I’m not here going to repeat my personal views on what needs to be done. I avoid putting these here partly because my views are quite radical but mainly because this isn’t about me. I don’t want to wake up with anything I write in this blog being the subject of a media hate campaign. I want only to challenge head on the exact terms of debate as set out by the media. And I have to do it here because I have had very, very little luck in pitching any kind of writing challenging the proprietors’ orthodoxy in a national newspaper.
That I have to read liberal commentators defending the fact that you are more likely to have an accurate view of world events if you read nothing than if you read certain newspapers (this has been proved conclusively a number of times) bothers me. If all this vaunted ‘freedom’ is so absolutely essential, why is it that even post-Hutton, post-Saville, we still trust the BBC more than any of the print media? How do they manage to produce better news than you all if regulation is the end of journalism?
Make no mistake – I know you all rely on your proprietors for your jobs. I am not having a go personally at any of you. I realise the editorial pressure that will have been put on you. But I have read nothing in the Scottish press about this debate which does not shame you on lack of balance, lack of declaration of self interest or blatant use of media ownership to pursue what may be purely commercial interests.
During the Oscars, satirical US web-mag The Onion crossed a line with a tweet it put out which was neither funny or appropriate.
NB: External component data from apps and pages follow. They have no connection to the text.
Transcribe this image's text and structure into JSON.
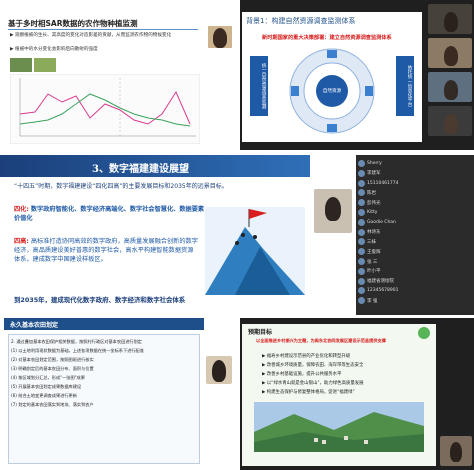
{
  "q1": {
    "title": "基于多时相SAR数据的农作物种植监测",
    "bullets": [
      "▶ 观察植被的生长、其高度的变化对造影差的贡献，从而监测农作物的物候变化",
      "▶ 植被中的水分变化会影响后向散射的强度"
    ],
    "chart_series_colors": [
      "#d93a8f",
      "#3aa35a"
    ]
  },
  "q2": {
    "title": "背景1：构建自然资源调查监测体系",
    "subtitle": "新时期国家的重大决策部署：建立自然资源调查监测体系",
    "left_box": "统一自然资源调查监测",
    "right_box": "依托统一信息化平台",
    "center": "自然资源"
  },
  "q3": {
    "title": "3、数字福建建设展望",
    "intro": "“十四五”时期，数字福建建设“四化四高”的主要发展目标和2035年的远景目标。",
    "sihua_label": "四化:",
    "sihua_text": "数字政府智能化、数字经济高端化、数字社会智慧化、数据要素价值化",
    "sigao_label": "四高:",
    "sigao_text": "高标准打造协同高效的数字政府，高质量发展融合创新的数字经济，高品质建设美好普惠的数字社会，高水平构建智能数据资源体系，建成数字中国建设样板区。",
    "goal_text": "到2035年，建成现代化数字政府、数字经济和数字社会体系",
    "participants": [
      "Sherry",
      "李建军",
      "15110461774",
      "陈岩",
      "彭伟光",
      "Kitty",
      "Goodie Chan",
      "林诗东",
      "三妹",
      "王俊辉",
      "张 三",
      "叶小平",
      "福建省测绘院",
      "12345678901",
      "李 强"
    ]
  },
  "q4": {
    "title": "永久基本农田划定",
    "body_lines": [
      "2. 通过叠加基本农田保护相关数据，按照村行政区对基本农田进行划定",
      "(1) 以土地利用现状数据为基础，上述各项数据在统一坐标系下进行配准",
      "(2) 对基本农田划定范围，按照图斑进行核实",
      "(3) 明确划定后的基本农田分布、面积与位置",
      "(4) 按区域划分汇总，形成\"一张图\"成果",
      "(5) 开展基本农田划定成果数据库建设",
      "(6) 结合土地变更调查成果进行更新",
      "(7) 划定的基本农田落实到地块、落实到农户"
    ]
  },
  "q5": {
    "title": "预期目标",
    "header_text": "以全面推进乡村振兴为主题，为闽东北协同发展区建设示范县提供支撑",
    "bullets": [
      "▶ 福寿乡村建设示范县的产业优化和转型升级",
      "▶ 改善城乡环境质量，保障农田、海岸带等生态安全",
      "▶ 改善乡村基础设施，提升公共服务水平",
      "▶ 以“绿水青山就是金山银山”，助力绿色高质量发展",
      "▶ 构建生态保护与修复整体格局，促进“福建绿”"
    ]
  },
  "colors": {
    "primary_blue": "#1f5aa6",
    "accent_red": "#d81e1e",
    "accent_green": "#57b557"
  }
}
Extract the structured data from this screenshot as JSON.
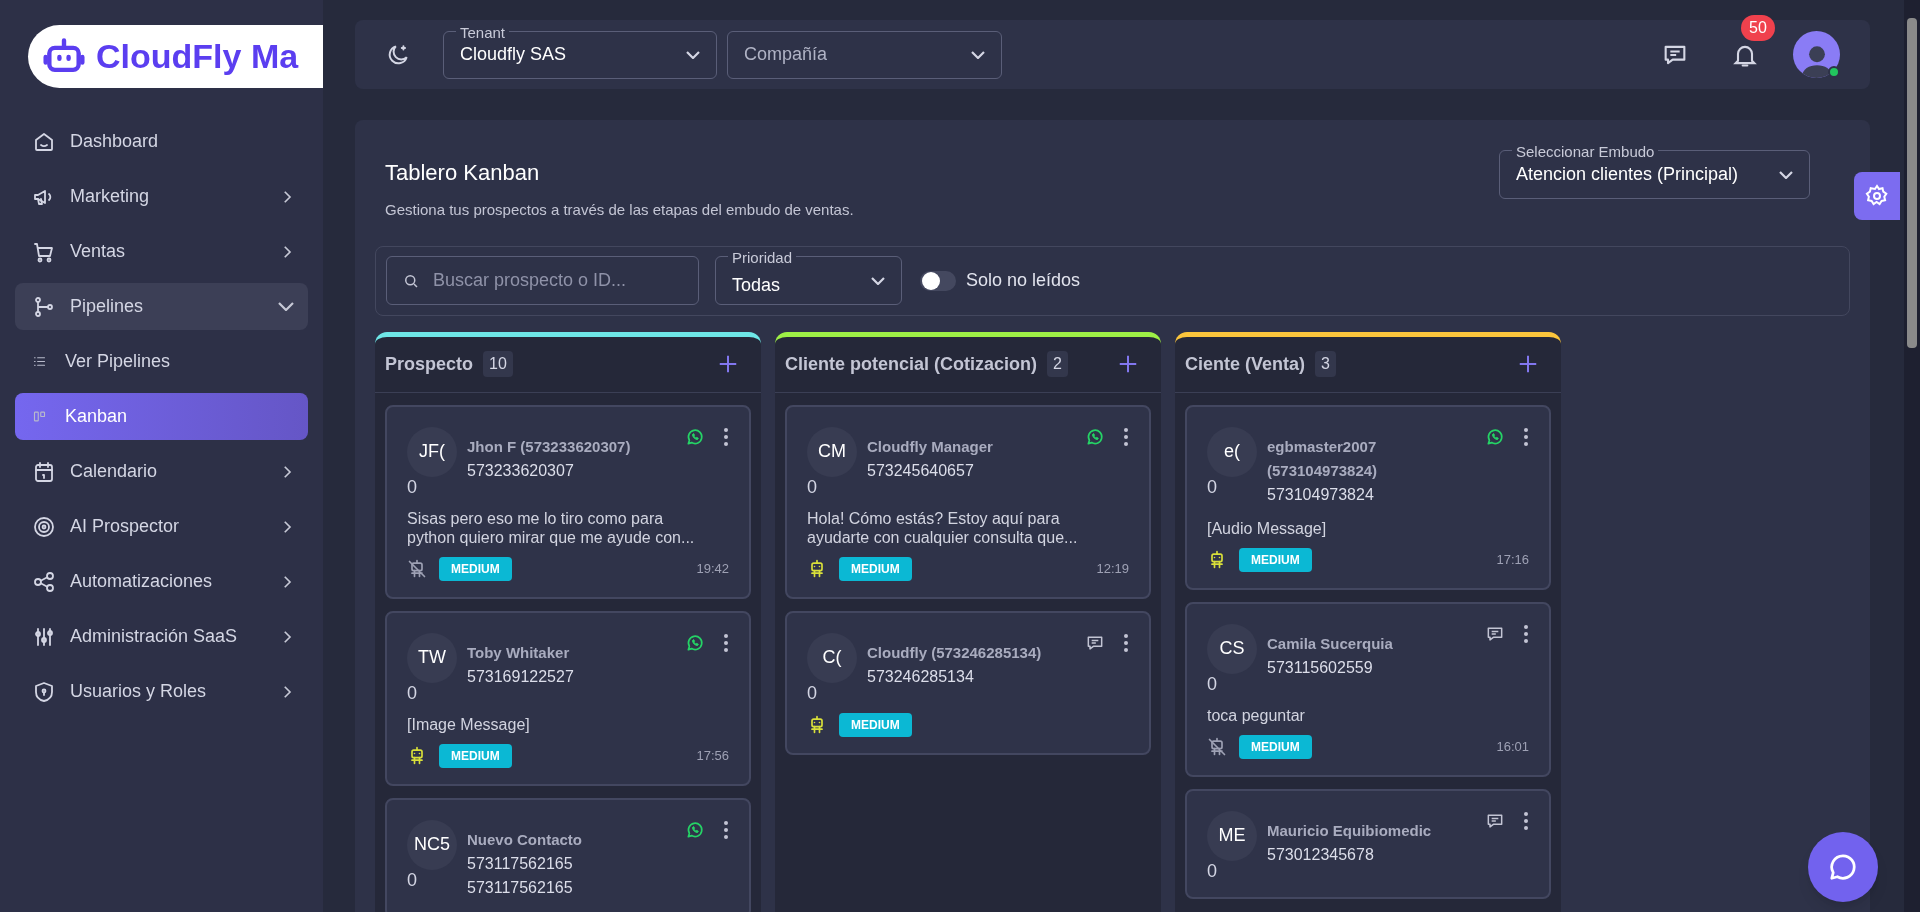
{
  "sidebar": {
    "logo": "CloudFly Ma",
    "items": [
      {
        "label": "Dashboard",
        "kind": "link",
        "expanded": false,
        "selected": false
      },
      {
        "label": "Marketing",
        "kind": "group",
        "expanded": false,
        "selected": false
      },
      {
        "label": "Ventas",
        "kind": "group",
        "expanded": false,
        "selected": false
      },
      {
        "label": "Pipelines",
        "kind": "group",
        "expanded": true,
        "selected": false,
        "children": [
          {
            "label": "Ver Pipelines",
            "selected": false
          },
          {
            "label": "Kanban",
            "selected": true
          }
        ]
      },
      {
        "label": "Calendario",
        "kind": "group",
        "expanded": false,
        "selected": false
      },
      {
        "label": "AI Prospector",
        "kind": "group",
        "expanded": false,
        "selected": false
      },
      {
        "label": "Automatizaciones",
        "kind": "group",
        "expanded": false,
        "selected": false
      },
      {
        "label": "Administración SaaS",
        "kind": "group",
        "expanded": false,
        "selected": false
      },
      {
        "label": "Usuarios y Roles",
        "kind": "group",
        "expanded": false,
        "selected": false
      }
    ]
  },
  "topbar": {
    "tenant": {
      "label": "Tenant",
      "value": "Cloudfly SAS"
    },
    "company": {
      "placeholder": "Compañía"
    },
    "notifications": "50"
  },
  "board": {
    "title": "Tablero Kanban",
    "subtitle": "Gestiona tus prospectos a través de las etapas del embudo de ventas.",
    "funnel": {
      "label": "Seleccionar Embudo",
      "value": "Atencion clientes (Principal)"
    },
    "search": {
      "placeholder": "Buscar prospecto o ID..."
    },
    "priority": {
      "label": "Prioridad",
      "value": "Todas"
    },
    "unread_only": {
      "label": "Solo no leídos",
      "on": false
    }
  },
  "columns": [
    {
      "title": "Prospecto",
      "count": "10",
      "color": "#6ee7e7",
      "cards": [
        {
          "initials": "JF(",
          "score": "0",
          "name": "Jhon F (573233620307)",
          "phones": [
            "573233620307"
          ],
          "message": "Sisas pero eso me lo tiro como para python quiero mirar que me ayude con...",
          "kind": "whatsapp",
          "ai_enabled": false,
          "priority": "MEDIUM",
          "time": "19:42"
        },
        {
          "initials": "TW",
          "score": "0",
          "name": "Toby Whitaker",
          "phones": [
            "573169122527"
          ],
          "message": "[Image Message]",
          "kind": "whatsapp",
          "ai_enabled": true,
          "priority": "MEDIUM",
          "time": "17:56"
        },
        {
          "initials": "NC5",
          "score": "0",
          "name": "Nuevo Contacto",
          "phones": [
            "573117562165",
            "573117562165"
          ],
          "kind": "whatsapp"
        }
      ]
    },
    {
      "title": "Cliente potencial (Cotizacion)",
      "count": "2",
      "color": "#9ef046",
      "cards": [
        {
          "initials": "CM",
          "score": "0",
          "name": "Cloudfly Manager",
          "phones": [
            "573245640657"
          ],
          "message": "Hola! Cómo estás? Estoy aquí para ayudarte con cualquier consulta que...",
          "kind": "whatsapp",
          "ai_enabled": true,
          "priority": "MEDIUM",
          "time": "12:19"
        },
        {
          "initials": "C(",
          "score": "0",
          "name": "Cloudfly (573246285134)",
          "phones": [
            "573246285134"
          ],
          "kind": "chat",
          "ai_enabled": true,
          "priority": "MEDIUM"
        }
      ]
    },
    {
      "title": "Ciente (Venta)",
      "count": "3",
      "color": "#fbc53c",
      "cards": [
        {
          "initials": "e(",
          "score": "0",
          "name": "egbmaster2007 (573104973824)",
          "phones": [
            "573104973824"
          ],
          "message": "[Audio Message]",
          "kind": "whatsapp",
          "ai_enabled": true,
          "priority": "MEDIUM",
          "time": "17:16"
        },
        {
          "initials": "CS",
          "score": "0",
          "name": "Camila Sucerquia",
          "phones": [
            "573115602559"
          ],
          "message": "toca peguntar",
          "kind": "chat",
          "ai_enabled": false,
          "priority": "MEDIUM",
          "time": "16:01"
        },
        {
          "initials": "ME",
          "score": "0",
          "name": "Mauricio Equibiomedic",
          "phones": [
            "573012345678"
          ],
          "kind": "chat"
        }
      ]
    }
  ]
}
From a source which is notably high-minded it was an aberration. One tweet in response said only ‘for the first time in 20 years we’re on the moral high-ground over the Onion’. Today I feel like that over the whole Scottish print media – all my respect for the good you have done is tainted by behaviour reminiscent of those you have pursued with the greatest zeal.
Of course, you’ll have to read this blog or others similar to hear this half of the argument. Freedom of the press? What a nice idea.